Some specific bacterial infections are associated with lymphomas that affect the stomach, lungs, or intestines. Antibiotics are used to fight the infection. In some cases, it may also help with treating the associated lymphoma. Antibiotics are usually taken by mouth. If the infection is serious, they can be given by IV. For some infections, a combination of antibiotics may work best. Talk to your doctor if you are or think you are pregnant, or breastfeeding. Some antibiotics may need to be avoided during pregnancy. It is important to take all of the antibiotics as prescribed, even when you are feeling well.
Serious side effects associated with clarithromycin include:
NSAIDs are used to relieve pain and inflammation. You may experience pain and inflammation for a variety of reasons, such as:
If you are taking medications, follow these general guidelines:
Ballantyne J, Mao J. Opioid therapy for chronic pain.
N Engl J Med.
Clarithromycin. EBSCO DynaMed Plus website. Available at: http://www.dynamed.com/topics/dmp~AN~T233406/Clarithromycin. Updated September 27, 2016. Accessed October 6, 2016.
FDA's MedWatch safety alerts. US Food and Drug Administration website. Available at:
http://www.fda.gov/ForConsumers/ConsumerUpdates/ucm142815.htm. Updated October 14, 2014. Accessed March 28, 2016.
Gourlay DL, Heit HA, Almahrezi A. Universal precautions in pain medicine: a rational approach to the treatment of chronic pain.
Helicobacter pylori infection. EBSCO DynaMed Plus website. Available at: http://www.dynamed.com/topics/dmp~AN~T114484/Helicobacter-pylori-infection. Updated October 4, 2016. Accessed October 6, 2016.
Larson AM, Polson J, Fontana RJ, et al. Acetaminophen-induced acute liver failure: results of a United States multicenter, prospective study.
Non-Hodgkin lymphoma (NHL). EBSCO DynaMed Plus website. Available at: http://www.dynamed.com/topics/dmp~AN~T116014/Non-Hodgkin-lymphoma-NHL. Updated May 5, 2016. Accessed October 6, 2016.
Last reviewed March 2017 by
EBSCO Medical Review Board
Mohei Abouzied, MD
EBSCO Information Services is fully accredited by URAC. URAC is an independent, nonprofit health care accrediting organization dedicated to promoting health care quality through accreditation, certification and commendation.
Please be aware that this information is provided to supplement the care provided by your physician. It is neither intended nor implied to be a substitute for professional medical advice. CALL YOUR HEALTHCARE PROVIDER IMMEDIATELY IF YOU THINK YOU MAY HAVE A MEDICAL EMERGENCY. Always seek the advice of your physician or other qualified health provider prior to starting any new treatment or with any questions you may have regarding a medical condition.

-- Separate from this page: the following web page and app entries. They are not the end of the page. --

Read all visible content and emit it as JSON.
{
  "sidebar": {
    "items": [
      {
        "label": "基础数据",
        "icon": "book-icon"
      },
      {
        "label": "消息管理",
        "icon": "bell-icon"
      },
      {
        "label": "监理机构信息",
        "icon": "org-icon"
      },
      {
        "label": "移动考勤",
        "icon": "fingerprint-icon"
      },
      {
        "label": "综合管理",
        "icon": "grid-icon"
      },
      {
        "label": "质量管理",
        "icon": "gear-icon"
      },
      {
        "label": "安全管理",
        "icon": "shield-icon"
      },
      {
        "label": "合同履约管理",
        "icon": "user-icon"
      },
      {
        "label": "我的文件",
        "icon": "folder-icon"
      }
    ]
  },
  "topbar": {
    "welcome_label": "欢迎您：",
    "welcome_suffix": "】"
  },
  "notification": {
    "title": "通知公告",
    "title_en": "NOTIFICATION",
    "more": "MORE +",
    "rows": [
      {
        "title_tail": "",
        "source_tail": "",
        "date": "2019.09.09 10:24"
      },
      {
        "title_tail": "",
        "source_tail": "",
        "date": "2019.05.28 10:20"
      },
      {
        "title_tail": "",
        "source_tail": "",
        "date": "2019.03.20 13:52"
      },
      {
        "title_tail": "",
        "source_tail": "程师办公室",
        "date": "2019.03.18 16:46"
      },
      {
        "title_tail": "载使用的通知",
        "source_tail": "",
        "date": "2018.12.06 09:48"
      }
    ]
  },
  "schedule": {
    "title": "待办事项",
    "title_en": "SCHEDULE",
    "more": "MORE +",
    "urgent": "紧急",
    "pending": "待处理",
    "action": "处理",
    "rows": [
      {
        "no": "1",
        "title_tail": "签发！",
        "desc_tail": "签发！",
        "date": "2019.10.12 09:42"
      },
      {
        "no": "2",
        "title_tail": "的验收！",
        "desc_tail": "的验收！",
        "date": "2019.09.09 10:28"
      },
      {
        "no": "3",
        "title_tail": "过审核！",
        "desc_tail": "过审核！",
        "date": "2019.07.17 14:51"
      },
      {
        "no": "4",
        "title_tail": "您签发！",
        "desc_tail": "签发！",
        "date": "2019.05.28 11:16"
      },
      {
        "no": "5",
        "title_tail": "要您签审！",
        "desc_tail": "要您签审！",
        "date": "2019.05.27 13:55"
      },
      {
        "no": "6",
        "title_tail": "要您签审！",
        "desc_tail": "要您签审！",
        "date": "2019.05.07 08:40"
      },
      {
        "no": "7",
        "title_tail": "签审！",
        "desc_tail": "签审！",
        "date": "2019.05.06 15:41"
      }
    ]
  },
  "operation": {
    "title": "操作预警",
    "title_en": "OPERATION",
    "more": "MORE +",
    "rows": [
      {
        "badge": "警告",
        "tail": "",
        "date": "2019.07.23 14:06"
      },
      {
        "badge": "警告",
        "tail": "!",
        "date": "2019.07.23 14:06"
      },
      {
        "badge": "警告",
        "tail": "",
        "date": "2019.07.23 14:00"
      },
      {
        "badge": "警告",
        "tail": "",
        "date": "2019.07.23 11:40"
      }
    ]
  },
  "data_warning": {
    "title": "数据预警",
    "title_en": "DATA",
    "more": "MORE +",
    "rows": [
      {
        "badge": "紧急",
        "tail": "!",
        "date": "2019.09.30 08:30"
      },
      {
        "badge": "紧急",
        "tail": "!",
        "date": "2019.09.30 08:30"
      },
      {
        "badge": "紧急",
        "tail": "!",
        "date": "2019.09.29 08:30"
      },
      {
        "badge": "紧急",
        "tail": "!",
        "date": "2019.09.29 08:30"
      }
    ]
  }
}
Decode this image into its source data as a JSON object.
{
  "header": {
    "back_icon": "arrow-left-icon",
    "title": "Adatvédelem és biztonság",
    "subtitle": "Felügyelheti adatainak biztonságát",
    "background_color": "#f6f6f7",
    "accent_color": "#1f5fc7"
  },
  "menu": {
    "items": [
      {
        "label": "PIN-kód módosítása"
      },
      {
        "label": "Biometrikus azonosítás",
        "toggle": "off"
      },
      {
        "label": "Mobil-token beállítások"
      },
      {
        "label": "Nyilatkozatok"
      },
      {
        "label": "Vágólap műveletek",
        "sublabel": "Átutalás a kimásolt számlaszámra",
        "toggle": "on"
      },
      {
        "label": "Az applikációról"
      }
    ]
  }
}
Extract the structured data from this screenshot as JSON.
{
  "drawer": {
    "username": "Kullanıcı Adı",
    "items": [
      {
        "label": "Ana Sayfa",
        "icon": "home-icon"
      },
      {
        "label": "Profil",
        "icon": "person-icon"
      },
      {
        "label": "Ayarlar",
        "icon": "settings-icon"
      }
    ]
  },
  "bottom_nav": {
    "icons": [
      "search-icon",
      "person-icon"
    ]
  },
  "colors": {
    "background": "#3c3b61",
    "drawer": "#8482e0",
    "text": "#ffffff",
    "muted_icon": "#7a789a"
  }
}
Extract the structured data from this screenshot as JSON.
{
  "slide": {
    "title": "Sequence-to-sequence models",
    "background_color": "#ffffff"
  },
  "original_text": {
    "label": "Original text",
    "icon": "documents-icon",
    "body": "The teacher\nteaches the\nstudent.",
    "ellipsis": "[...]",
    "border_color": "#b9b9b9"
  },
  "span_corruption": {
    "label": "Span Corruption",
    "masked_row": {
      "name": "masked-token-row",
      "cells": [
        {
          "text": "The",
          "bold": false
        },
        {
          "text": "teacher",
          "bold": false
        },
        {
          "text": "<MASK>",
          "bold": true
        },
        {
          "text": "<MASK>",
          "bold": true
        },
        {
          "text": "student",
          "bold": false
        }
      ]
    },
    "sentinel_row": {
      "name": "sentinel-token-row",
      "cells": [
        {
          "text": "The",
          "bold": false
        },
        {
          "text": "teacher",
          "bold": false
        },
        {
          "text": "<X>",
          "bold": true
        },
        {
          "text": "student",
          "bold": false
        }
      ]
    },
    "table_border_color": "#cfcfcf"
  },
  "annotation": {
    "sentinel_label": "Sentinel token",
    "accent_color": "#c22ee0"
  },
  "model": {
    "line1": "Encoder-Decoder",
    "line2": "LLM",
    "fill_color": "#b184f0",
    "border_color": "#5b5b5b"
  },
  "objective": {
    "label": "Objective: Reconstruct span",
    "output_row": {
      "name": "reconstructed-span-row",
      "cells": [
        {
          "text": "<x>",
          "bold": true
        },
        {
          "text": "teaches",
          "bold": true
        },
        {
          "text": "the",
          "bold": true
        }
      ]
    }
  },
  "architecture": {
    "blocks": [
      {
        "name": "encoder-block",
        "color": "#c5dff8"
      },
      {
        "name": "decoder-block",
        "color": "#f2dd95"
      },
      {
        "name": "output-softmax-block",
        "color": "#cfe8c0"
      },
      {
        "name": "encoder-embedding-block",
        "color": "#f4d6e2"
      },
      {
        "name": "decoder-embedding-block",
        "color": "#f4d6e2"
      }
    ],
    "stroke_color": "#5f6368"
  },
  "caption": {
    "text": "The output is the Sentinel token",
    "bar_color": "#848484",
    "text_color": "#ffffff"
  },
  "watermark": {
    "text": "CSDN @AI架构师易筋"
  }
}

Copyright © EBSCO Information Services. All rights reserved.